Brendan McLaughlin, firstname.lastname@example.org, +1.206.892.8832; Alan Septoff, email@example.com, +1.202.887.1872 x105
NEW YORK — This week Citigroup announced it will no longer finance mining projects that dump mine waste into the ocean. The move comes in response to pressure from the Ditch Ocean Dumping campaign, which is calling on financial institutions to divest from any project or company that employs the practice.
“Citi’s decision says loud and clear: ocean dumping is dirty, unnecessary and wrong,” said Ellen Moore of Earthworks, who is coordinating the campaign. “It’s high time we ditched ocean dumping once and for all. Banks and financial institutions must actively take steps to ensure that they are not bankrolling the destruction of our oceans.”
After negotiations with the campaign, Citigroup agreed to add specific language to its environmental and social policy framework: “…Citi will not directly finance new mining projects… that utilize submarine waste disposal.” The policy framework covers corporate loans over $50 million, general corporate transactions and project finance.
Companies that employ aqueous mine waste dumping will land on the bank’s watchlist, an internal policy and process document used to identify high risk practices. Inclusion on the watch list means companies are identified as having elevated environmental, social or reputational risks and are automatically subjected to additional environmental and social review. The policy change does not, however, address Citi’s brokerage business that holds nominee or custody shares on behalf of clients, which makes is possible for such investors to remain anonymous.
“We are encouraged by Citi’s decision but remain concerned about transparency in financing of these types of harmful practices,” said Eiliv Erdal, local chair of the Association of Norwegian Salmon River Owners. “My livelihood depends on a healthy Førdefjord and I should be able to communicate directly with shareholders about how their investment will affect my business and my community.”
Mining companies dump 220 million tonnes of mine waste directly into our oceans, rivers and lakes every year: more waste than the United States puts into its landfills. While the outdated practice has been phased out in many parts of the world, new mining proposals in Papua New Guinea and Norway signal ocean mine waste dumping is being ramped up, not phased out.
Following Citi’s commitment, the campaign will shift focus to other financial institutions that facilitate mine waste dumping. In Norway, two proposed mines escaped a recent moratorium on submarine dumping permits, jeopardizing the fish-rich Førdefjord and Repparfjord, as well as the traditional lifestyle of the indigenous Saami people.
“The Saami Parliament has twice voted against dumping mine waste in the Repparfjord,” said Silje Karine Muotka, member of the Governing Council of the Saami Parliament of Norway. “It is illogical and immoral to sacrifice our traditional, sustainable and profitable fisheries for an uncertain mine project that relies on outdated practices to turn a profit.”

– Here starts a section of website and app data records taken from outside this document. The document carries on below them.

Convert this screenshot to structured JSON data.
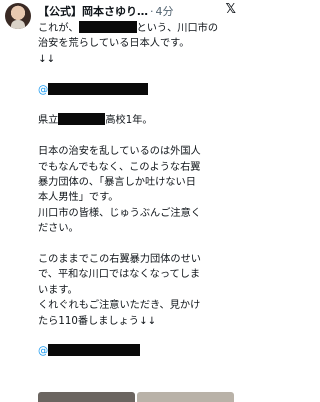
{
  "tweet": {
    "author_name": "【公式】岡本さゆり…",
    "separator": "·",
    "time": "4分",
    "logo": "𝕏",
    "lines": {
      "l1a": "これが、",
      "l1b": "という、川口市の",
      "l2": "治安を荒らしている日本人です。",
      "l3": "↓↓",
      "mention_at": "@",
      "school_prefix": "県立",
      "school_suffix": "高校1年。",
      "p1": "日本の治安を乱しているのは外国人",
      "p2": "でもなんでもなく、このような右翼",
      "p3": "暴力団体の、「暴言しか吐けない日",
      "p4": "本人男性」です。",
      "p5": "川口市の皆様、じゅうぶんご注意く",
      "p6": "ださい。",
      "q1": "このままでこの右翼暴力団体のせい",
      "q2": "で、平和な川口ではなくなってしま",
      "q3": "います。",
      "q4": "くれぐれもご注意いただき、見かけ",
      "q5": "たら110番しましょう↓↓",
      "mention2_at": "@"
    }
  }
}
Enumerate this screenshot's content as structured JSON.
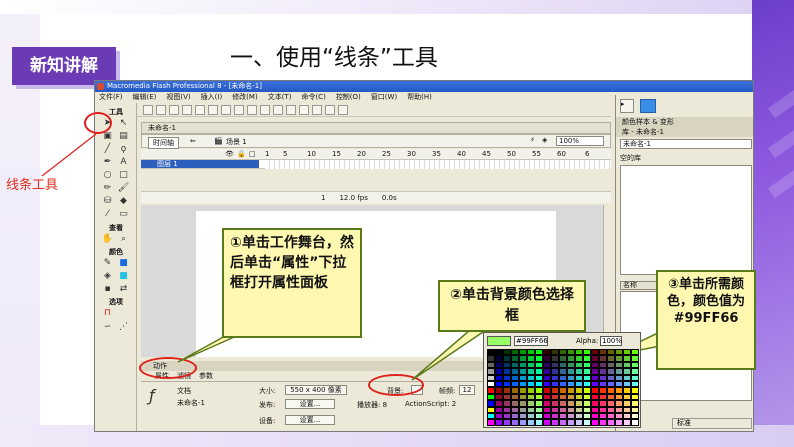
{
  "slide": {
    "badge": "新知讲解",
    "title": "一、使用“线条”工具",
    "side_label": "线条工具"
  },
  "window": {
    "title": "Macromedia Flash Professional 8 - [未命名-1]",
    "menus": [
      "文件(F)",
      "编辑(E)",
      "视图(V)",
      "插入(I)",
      "修改(M)",
      "文本(T)",
      "命令(C)",
      "控制(O)",
      "窗口(W)",
      "帮助(H)"
    ]
  },
  "toolbox": {
    "tools_label": "工具",
    "view_label": "查看",
    "colors_label": "颜色",
    "options_label": "选项"
  },
  "document": {
    "tab": "未命名-1",
    "timeline_button": "时间轴",
    "scene": "场景 1",
    "zoom": "100%",
    "layer": "图层 1",
    "frame_numbers": [
      "1",
      "5",
      "10",
      "15",
      "20",
      "25",
      "30",
      "35",
      "40",
      "45",
      "50",
      "55",
      "60",
      "6"
    ],
    "status": {
      "frame": "1",
      "fps": "12.0 fps",
      "time": "0.0s"
    }
  },
  "right_panel": {
    "top_tab": "颜色样本 & 变形",
    "library_tab": "库 - 未命名-1",
    "library_doc": "未命名-1",
    "library_empty": "空的库",
    "col_name": "名称",
    "col_type": "类型"
  },
  "properties": {
    "actions_header": "动作",
    "tabs": [
      "属性",
      "滤镜",
      "参数"
    ],
    "doc_label": "文档",
    "doc_name": "未命名-1",
    "size_label": "大小:",
    "size_value": "550 x 400 像素",
    "background_label": "背景:",
    "framerate_label": "帧频:",
    "framerate_value": "12",
    "publish_label": "发布:",
    "settings_button": "设置...",
    "player_label": "播放器: 8",
    "actionscript_label": "ActionScript: 2",
    "device_label": "设备:",
    "device_button": "设置..."
  },
  "callouts": {
    "c1": "①单击工作舞台，然后单击“属性”下拉框打开属性面板",
    "c2": "②单击背景颜色选择框",
    "c3": "③单击所需颜色，颜色值为#99FF66"
  },
  "color_picker": {
    "hex": "#99FF66",
    "alpha_label": "Alpha:",
    "alpha_value": "100%"
  },
  "bottom_right": "标准"
}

Traditional reindeer herding and fishing are an important source of sustenance and livelihoods for the Saami. According to the Institute for Marine Research, the area of the Repparfjord designated for mine waste dumping is a critical cod spawning ground.
Mine waste can contain up to three dozen dangerous chemicals, including arsenic, lead, mercury, and cyanide. These metals accumulate in fish and, ultimately, the wildlife and people that eat them. The pollution contaminates drinking water, decimates ecosystems, and destroys fisheries.
The Ditch Ocean Dumping coalition includes Earthworks, Friends of the Earth Norway, Bismarck Ramu Group, MiningWatch Canada, and many others.